Copy every line of the entries that has the string "Rewards" in it.

[Items from a dataset]
○ ○ ○ ○
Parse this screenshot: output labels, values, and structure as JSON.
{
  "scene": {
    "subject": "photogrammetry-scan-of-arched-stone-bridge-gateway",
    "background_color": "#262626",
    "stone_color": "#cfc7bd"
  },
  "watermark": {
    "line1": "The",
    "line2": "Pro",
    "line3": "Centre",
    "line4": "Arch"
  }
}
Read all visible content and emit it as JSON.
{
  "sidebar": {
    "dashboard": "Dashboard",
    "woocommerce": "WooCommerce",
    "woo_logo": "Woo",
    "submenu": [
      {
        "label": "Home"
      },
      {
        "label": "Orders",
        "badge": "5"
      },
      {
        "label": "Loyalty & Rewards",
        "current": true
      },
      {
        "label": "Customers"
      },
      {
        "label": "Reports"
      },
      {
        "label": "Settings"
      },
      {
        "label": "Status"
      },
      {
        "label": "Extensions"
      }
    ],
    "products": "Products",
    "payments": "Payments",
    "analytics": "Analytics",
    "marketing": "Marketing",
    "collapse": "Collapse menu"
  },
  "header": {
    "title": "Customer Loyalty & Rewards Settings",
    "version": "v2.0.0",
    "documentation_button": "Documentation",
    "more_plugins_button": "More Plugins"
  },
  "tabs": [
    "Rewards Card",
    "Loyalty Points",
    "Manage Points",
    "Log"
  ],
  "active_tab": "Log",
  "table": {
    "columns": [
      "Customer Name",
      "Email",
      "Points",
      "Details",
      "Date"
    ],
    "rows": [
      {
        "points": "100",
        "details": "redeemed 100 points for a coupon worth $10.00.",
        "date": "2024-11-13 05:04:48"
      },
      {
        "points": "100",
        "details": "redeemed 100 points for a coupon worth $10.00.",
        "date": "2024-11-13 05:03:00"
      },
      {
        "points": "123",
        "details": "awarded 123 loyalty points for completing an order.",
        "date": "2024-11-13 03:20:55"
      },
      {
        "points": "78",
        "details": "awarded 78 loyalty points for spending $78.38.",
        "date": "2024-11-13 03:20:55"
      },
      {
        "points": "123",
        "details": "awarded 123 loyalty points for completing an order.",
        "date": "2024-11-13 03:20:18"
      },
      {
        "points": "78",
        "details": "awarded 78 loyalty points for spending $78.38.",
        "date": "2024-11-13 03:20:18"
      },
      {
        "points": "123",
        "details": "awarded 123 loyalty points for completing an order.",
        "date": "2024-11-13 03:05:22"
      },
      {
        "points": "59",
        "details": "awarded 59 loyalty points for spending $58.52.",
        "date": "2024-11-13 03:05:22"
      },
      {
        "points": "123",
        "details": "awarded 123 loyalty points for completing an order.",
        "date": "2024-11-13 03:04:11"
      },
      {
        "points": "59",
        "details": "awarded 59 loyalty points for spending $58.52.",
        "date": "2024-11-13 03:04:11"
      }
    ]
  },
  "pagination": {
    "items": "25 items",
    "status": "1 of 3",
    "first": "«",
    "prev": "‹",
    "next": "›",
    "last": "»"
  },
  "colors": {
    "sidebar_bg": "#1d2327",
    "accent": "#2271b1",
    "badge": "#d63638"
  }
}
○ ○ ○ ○
> EXERCISE ANSWER:
        "label": "Loyalty & Rewards",
    "title": "Customer Loyalty & Rewards Settings",
    "Rewards Card",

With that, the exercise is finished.